Health and human service nonprofits are also seeing significant changes in service demand—an average increase of 28%—without a requisite increase in funding. At the same time, nonprofits are seeing a significant reduction in the number of people willing and able to volunteer in order to provide needed services. Other nonprofits, such as arts organizations, are seeing a drop off in demand that is jeopardizing their ability to survive.

Despite these challenges, we find that nonprofits are being flexible and creative in their response to the COVID-19 crisis. Many organizations have effectively reimagined what service provision looks like during this challenging and uncertain time, with nearly 64% of nonprofits changing how they provide programs and services. Approximately 58% of nonprofits have altered their short-term organizational goals, and nearly half have changed their programmatic priorities.
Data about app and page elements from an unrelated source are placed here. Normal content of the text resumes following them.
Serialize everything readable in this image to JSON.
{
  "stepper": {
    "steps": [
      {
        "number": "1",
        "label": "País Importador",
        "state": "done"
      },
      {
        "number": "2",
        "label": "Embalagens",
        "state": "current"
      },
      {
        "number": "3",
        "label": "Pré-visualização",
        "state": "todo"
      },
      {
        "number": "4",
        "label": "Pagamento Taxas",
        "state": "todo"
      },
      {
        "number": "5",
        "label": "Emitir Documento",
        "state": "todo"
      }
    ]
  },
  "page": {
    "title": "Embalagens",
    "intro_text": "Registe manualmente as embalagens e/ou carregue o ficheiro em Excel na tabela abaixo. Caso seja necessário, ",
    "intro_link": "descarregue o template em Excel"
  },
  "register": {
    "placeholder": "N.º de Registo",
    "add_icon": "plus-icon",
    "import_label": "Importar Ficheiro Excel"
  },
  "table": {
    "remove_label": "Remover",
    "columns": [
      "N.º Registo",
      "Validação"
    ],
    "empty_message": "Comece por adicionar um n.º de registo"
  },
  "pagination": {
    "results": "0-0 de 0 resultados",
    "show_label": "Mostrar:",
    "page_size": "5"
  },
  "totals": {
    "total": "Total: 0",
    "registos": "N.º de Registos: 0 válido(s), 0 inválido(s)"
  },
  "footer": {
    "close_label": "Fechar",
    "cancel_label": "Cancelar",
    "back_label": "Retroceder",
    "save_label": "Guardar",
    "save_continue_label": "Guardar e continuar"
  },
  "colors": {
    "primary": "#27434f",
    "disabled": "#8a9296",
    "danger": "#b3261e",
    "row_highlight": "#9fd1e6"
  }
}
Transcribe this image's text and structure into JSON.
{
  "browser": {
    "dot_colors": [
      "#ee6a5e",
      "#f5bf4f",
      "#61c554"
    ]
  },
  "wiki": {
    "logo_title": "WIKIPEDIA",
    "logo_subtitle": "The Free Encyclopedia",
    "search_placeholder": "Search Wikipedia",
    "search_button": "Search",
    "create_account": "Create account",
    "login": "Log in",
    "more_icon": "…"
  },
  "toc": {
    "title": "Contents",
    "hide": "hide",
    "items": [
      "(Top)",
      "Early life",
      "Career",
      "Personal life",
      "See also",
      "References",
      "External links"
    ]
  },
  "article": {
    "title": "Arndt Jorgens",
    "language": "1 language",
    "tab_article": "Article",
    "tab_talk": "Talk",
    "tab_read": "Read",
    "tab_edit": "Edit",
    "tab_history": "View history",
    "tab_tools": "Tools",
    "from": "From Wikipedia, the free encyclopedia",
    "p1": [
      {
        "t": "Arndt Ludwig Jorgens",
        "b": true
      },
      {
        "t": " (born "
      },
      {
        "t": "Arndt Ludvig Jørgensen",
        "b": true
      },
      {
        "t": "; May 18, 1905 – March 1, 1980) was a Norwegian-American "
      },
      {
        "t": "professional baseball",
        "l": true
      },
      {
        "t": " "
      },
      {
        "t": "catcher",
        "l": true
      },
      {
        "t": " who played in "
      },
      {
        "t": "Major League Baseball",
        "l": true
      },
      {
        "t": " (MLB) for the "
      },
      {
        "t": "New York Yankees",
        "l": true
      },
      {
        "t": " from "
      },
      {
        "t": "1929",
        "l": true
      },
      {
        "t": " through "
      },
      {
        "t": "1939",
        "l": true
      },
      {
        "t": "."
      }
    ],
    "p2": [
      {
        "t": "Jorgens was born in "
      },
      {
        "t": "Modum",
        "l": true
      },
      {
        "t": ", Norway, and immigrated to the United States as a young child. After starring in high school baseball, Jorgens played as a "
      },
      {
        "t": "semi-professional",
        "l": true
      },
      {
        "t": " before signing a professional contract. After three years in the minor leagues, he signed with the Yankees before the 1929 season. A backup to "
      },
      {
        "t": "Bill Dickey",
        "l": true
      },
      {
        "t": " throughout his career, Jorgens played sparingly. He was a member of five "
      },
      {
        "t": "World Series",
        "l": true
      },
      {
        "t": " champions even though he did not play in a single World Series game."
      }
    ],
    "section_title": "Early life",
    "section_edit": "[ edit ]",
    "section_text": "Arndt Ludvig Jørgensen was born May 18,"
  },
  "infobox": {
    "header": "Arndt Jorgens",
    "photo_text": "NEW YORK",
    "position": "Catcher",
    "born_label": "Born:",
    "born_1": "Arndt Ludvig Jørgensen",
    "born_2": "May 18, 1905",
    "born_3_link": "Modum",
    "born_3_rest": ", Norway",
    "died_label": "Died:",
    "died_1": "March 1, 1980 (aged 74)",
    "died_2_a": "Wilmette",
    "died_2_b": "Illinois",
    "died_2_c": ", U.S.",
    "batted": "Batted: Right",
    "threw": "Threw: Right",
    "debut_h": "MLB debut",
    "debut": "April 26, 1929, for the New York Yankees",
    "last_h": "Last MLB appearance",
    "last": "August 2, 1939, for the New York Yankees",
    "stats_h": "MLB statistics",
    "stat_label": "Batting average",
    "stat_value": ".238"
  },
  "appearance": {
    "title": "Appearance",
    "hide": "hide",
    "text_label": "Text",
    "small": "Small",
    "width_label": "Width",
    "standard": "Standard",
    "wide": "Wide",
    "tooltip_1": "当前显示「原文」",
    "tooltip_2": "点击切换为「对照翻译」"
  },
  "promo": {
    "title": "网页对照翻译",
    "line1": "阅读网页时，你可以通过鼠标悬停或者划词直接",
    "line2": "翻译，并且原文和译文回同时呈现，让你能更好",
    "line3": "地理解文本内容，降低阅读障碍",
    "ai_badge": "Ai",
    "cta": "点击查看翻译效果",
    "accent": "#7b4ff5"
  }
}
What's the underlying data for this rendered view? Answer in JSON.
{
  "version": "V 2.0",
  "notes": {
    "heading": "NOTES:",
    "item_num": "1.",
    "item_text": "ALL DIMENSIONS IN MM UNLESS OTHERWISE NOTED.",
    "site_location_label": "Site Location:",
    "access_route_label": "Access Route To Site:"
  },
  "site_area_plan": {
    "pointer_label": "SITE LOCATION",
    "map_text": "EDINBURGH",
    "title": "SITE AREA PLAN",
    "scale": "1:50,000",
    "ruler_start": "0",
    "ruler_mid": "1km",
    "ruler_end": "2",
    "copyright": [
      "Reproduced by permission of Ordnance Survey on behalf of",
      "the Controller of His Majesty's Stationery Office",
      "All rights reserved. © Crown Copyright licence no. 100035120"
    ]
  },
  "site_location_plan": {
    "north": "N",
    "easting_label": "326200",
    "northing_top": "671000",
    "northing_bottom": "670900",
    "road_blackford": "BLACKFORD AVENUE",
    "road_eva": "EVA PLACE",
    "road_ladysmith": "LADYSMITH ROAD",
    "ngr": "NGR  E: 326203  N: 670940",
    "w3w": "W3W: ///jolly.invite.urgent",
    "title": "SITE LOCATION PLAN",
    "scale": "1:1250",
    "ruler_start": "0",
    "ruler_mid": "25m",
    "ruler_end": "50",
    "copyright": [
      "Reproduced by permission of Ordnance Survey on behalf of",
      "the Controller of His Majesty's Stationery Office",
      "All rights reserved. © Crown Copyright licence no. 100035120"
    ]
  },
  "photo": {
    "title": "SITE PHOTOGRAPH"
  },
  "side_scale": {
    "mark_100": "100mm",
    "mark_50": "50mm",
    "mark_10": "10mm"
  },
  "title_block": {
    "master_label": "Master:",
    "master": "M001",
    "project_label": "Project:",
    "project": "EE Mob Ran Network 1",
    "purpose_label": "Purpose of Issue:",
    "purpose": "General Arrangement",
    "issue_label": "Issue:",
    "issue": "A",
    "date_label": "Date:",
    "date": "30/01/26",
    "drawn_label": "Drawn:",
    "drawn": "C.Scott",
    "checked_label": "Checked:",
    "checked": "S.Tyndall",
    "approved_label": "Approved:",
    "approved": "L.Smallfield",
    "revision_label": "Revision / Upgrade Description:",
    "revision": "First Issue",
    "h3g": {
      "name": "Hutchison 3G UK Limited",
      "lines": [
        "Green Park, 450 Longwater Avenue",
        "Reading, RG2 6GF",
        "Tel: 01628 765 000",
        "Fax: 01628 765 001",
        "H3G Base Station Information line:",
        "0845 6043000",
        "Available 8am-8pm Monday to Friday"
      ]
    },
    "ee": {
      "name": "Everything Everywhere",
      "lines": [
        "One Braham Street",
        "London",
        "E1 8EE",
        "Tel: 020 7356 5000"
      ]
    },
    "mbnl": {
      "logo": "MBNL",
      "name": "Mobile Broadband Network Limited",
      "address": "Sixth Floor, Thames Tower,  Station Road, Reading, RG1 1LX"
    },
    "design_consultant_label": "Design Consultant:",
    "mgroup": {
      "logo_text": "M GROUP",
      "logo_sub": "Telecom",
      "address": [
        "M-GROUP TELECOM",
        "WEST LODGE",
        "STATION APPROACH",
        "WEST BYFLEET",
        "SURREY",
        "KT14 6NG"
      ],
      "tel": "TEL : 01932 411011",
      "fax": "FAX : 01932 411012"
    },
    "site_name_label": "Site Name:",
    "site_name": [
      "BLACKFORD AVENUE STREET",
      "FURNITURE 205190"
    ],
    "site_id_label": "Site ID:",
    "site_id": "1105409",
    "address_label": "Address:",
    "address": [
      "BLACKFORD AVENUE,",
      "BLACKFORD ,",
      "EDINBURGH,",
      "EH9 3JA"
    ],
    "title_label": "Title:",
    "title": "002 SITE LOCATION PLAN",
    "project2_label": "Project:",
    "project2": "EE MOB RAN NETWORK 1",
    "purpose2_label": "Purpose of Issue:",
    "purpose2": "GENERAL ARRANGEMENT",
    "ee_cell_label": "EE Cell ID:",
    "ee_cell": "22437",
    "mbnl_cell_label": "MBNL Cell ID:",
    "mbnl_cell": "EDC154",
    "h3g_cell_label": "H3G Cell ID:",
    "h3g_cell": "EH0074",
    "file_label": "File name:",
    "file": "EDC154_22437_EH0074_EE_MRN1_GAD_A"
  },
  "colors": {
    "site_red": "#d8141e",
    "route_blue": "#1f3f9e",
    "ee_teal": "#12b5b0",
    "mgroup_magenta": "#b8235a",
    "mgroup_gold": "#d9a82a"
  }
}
These changes come at a cost, and the strain on nonprofits is visible: 62% have had to pause one or more programs, and 14% have had to end one or more programs. Subsequently, many nonprofits have spent down cash reserves and made significant cuts to their number of staff, staff hours, and program capacity in order to stay afloat. Partnerships between nonprofits and local governments have become a common means of maximizing limited resources and tending to communities hardest hit by the crisis.

While some funders are moving to ease the burden on nonprofits through actions such as increasing funding and loosening grant restrictions for grantees, nonprofits reported that changes in funder/grantee relationships have been limited. A majority of nonprofits (for whom the questions were applicable) report that none of their funders have changed how existing funding can be used, reduced reporting requirements, or made new funding unrestricted so that it can be flexibly used to meet needs.
Many nonprofits—56% of our sample—have successfully accessed CARES Act Paycheck Protection Program loans to support their employees. While nearly 30% reported some difficulties in applying, 95% that did apply were approved for their loans. Qualitative evidence suggests that there is still confusion though about whether and how these loans will be forgiven, and while assistance with payroll is helpful, nonprofits note that other costs associated with operating during the pandemic are still challenging.

Finally, we asked nonprofits what types of assistance would be most useful during this time in the hopes of stimulating action on the part of policy-makers, government agencies, institutional funders, and donors. Nonprofits overwhelmingly responded that they require assistance in terms of additional funding—from foundations, government, and individuals. Nonprofits also stated that reduced restrictions on current funding streams, information about the emergent state and local regulations pertaining to COVID-19, and information and data sharing would be useful during this time.

Many nonprofits are currently struggling to cope with the hardships associated with COVID-19, the economic downturn, and an uncertain future. Based on our findings along with other recent research on nonprofit responses to the COVID-19 crisis, we recommend that:

1. Philanthropic foundations and corporate funders provide more funding to the nonprofit sector to alleviate short-term solvency concerns.

2. Institutional funders increase flexibility as nonprofits try to navigate their new implementation environment and survive these turbulent times by reducing reporting requirements, loosening restrictions on current funding agreements, and making new grants unrestricted.

3. Legislators, government agencies, and institutional funders support communities most affected by COVID-19 and the subsequent economic downturn, including Black communities, Indigenous communities, and People of Color (BIPOC), by: (1) targeting funding towards BIPOC-led and BIPOC-serving organizations and (2) developing partnerships with BIPOC-led organizations, listening to the concerns and needs of those communities and translating those needs into action.